TomTom 1.6 for iPhone

TomTom 1.6 for iPhone

The navigation-system provider TomTom, which uses crowd-sourced traffic data to help find the fastest routes, has been caught in the Netherlands selling users' speed data to police—who then might use that to decide where to set up speed traps.

Live traffic information is arguably one of the most useful developments of the past decade, combining quicker-thinking navigation systems with crowd-sourcing innovations.

As such, systems can take into account the average speed along particular routes and calculate—both in real time and based on predictive averages—which route is fastest for dynamic rerouting features in some of the more sophisticated original and aftermarket systems.

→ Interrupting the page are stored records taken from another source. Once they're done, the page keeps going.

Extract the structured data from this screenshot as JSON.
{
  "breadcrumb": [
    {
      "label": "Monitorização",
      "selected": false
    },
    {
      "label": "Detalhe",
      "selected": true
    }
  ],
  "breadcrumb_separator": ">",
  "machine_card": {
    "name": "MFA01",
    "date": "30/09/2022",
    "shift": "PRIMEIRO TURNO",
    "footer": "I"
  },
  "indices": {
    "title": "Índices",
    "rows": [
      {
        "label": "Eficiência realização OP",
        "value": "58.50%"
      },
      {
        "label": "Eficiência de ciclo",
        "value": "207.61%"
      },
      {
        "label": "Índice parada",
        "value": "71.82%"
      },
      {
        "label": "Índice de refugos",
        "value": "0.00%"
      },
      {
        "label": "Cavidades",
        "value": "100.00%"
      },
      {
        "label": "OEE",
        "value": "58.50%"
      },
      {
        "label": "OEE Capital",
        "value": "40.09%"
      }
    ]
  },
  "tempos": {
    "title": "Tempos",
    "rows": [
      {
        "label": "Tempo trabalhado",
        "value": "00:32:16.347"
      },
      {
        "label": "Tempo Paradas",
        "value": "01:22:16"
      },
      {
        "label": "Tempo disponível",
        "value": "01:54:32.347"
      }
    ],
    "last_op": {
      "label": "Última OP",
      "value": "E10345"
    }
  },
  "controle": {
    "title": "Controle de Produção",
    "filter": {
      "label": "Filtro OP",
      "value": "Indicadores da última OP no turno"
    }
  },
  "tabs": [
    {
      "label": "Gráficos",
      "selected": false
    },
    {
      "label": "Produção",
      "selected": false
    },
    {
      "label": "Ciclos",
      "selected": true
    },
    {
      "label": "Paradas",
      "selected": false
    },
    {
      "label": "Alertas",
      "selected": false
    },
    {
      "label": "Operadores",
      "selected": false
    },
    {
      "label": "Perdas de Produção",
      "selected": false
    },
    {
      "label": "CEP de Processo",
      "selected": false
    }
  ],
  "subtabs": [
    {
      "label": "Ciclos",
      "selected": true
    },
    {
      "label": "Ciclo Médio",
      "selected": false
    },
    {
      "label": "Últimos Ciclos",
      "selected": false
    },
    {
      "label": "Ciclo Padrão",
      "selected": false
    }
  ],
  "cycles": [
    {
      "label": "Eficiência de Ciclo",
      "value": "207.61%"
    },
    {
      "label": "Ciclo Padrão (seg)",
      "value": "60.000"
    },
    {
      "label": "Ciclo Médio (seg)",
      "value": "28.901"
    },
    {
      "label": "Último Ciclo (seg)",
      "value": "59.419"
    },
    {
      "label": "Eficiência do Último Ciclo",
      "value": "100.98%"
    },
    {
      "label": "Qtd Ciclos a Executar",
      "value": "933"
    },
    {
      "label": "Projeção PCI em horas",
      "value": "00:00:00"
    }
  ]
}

However, privacy issues remain a sore point, and while companies generally assure users that they won't be personally identifiable there's not usually any guarantee on how their data might be used. Likewise, TomTom assures that the data is completely anonymous.

The company claims it provided the data to the police to help them zoom in on congested areas or identify places that need increased capacity (more lanes, for instance).

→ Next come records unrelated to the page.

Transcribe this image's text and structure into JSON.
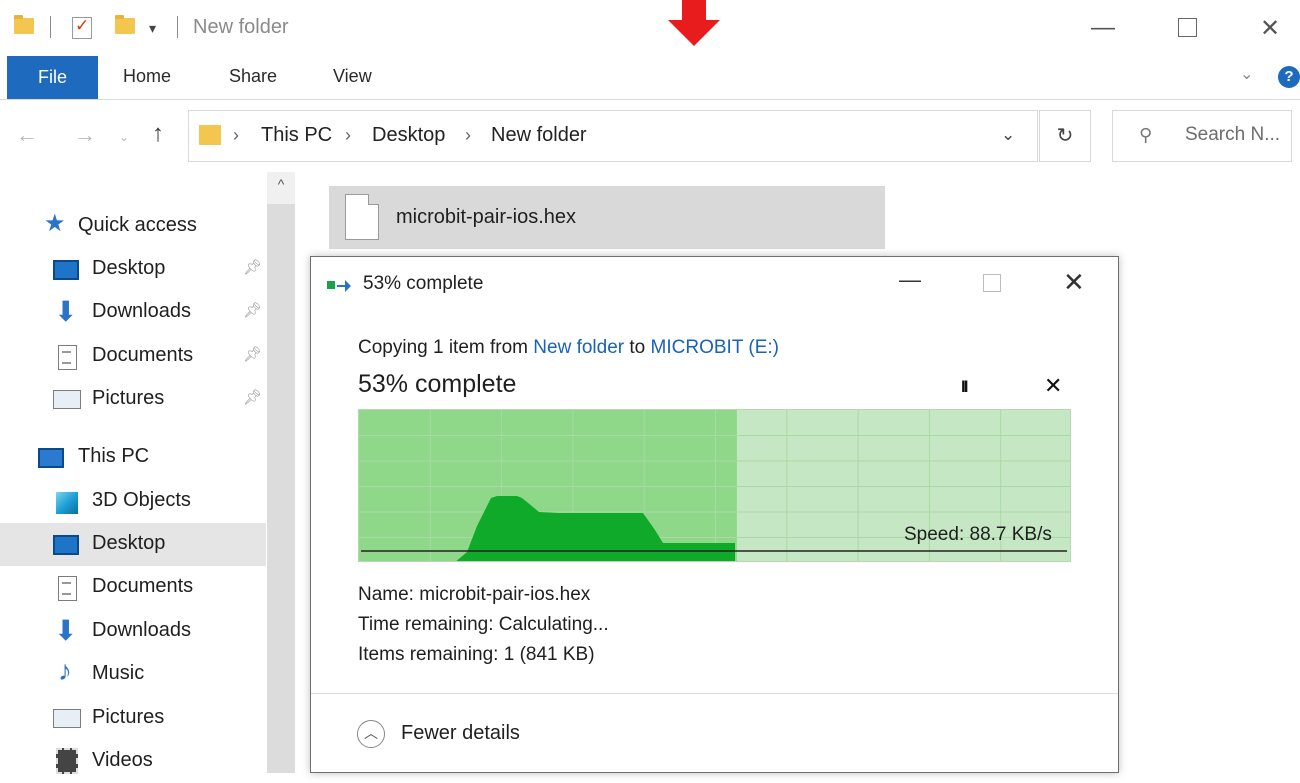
{
  "window": {
    "title": "New folder",
    "qat_dropdown": "▾",
    "controls": {
      "minimize": "—",
      "maximize": "",
      "close": "✕"
    }
  },
  "ribbon": {
    "tabs": [
      "File",
      "Home",
      "Share",
      "View"
    ],
    "expand_chevron": "⌄",
    "help": "?"
  },
  "address": {
    "back": "←",
    "forward": "→",
    "recent": "⌄",
    "up": "↑",
    "breadcrumbs": [
      "This PC",
      "Desktop",
      "New folder"
    ],
    "separator": "›",
    "dropdown": "⌄",
    "refresh": "↻",
    "search_placeholder": "Search N..."
  },
  "nav_pane": {
    "quick_access": {
      "label": "Quick access",
      "items": [
        "Desktop",
        "Downloads",
        "Documents",
        "Pictures"
      ]
    },
    "this_pc": {
      "label": "This PC",
      "items": [
        "3D Objects",
        "Desktop",
        "Documents",
        "Downloads",
        "Music",
        "Pictures",
        "Videos"
      ]
    },
    "selected": "Desktop",
    "scroll_up": "^"
  },
  "file_list": {
    "items": [
      "microbit-pair-ios.hex"
    ]
  },
  "copy_dialog": {
    "title": "53% complete",
    "copy_prefix": "Copying 1 item from",
    "source": "New folder",
    "to_word": "to",
    "destination": "MICROBIT (E:)",
    "progress_label": "53% complete",
    "progress_percent": 53,
    "pause": "II",
    "cancel": "✕",
    "speed": "Speed: 88.7 KB/s",
    "name": "Name:  microbit-pair-ios.hex",
    "time_remaining": "Time remaining:  Calculating...",
    "items_remaining": "Items remaining:  1 (841 KB)",
    "fewer_details": "Fewer details",
    "fewer_icon": "︿",
    "controls": {
      "minimize": "—",
      "close": "✕"
    }
  },
  "colors": {
    "accent": "#1d6abf",
    "progress_fill": "#8fd88a",
    "progress_bg": "#c6e7c4",
    "speed_curve": "#0faa2a",
    "link": "#1a62b5",
    "annotation_arrow": "#e81c1c"
  }
}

That's a little hard to believe, as in most countries, states, and municipalities it's not the police department but local government, engineers, and traffic planners who help make decisions about road expansion.

Penned into a corner from which scores of customers might opt out unless they hear the company change course, TomTom CEO Harold Goddjin released a YouTube statement about the matter.

"We learned today also that the police in the Netherlands are using that information to identify road stretches where people in general and on average drive too fast, and they use that also to put up speed cameras and speed traps," said Goddjin. "And we don't like that, because our customers don't like that."

Goddjin says that even though its data is completely anonymous and can't be tracked down to particular users, the company will prevent that sort of use in the future.

What do you think about this? Are you concerned about crowd-sourced traffic models, and are you considering looking for more assurances about how your data is used? Or is the service you're receiving in return worth it?

[Consumer Reports]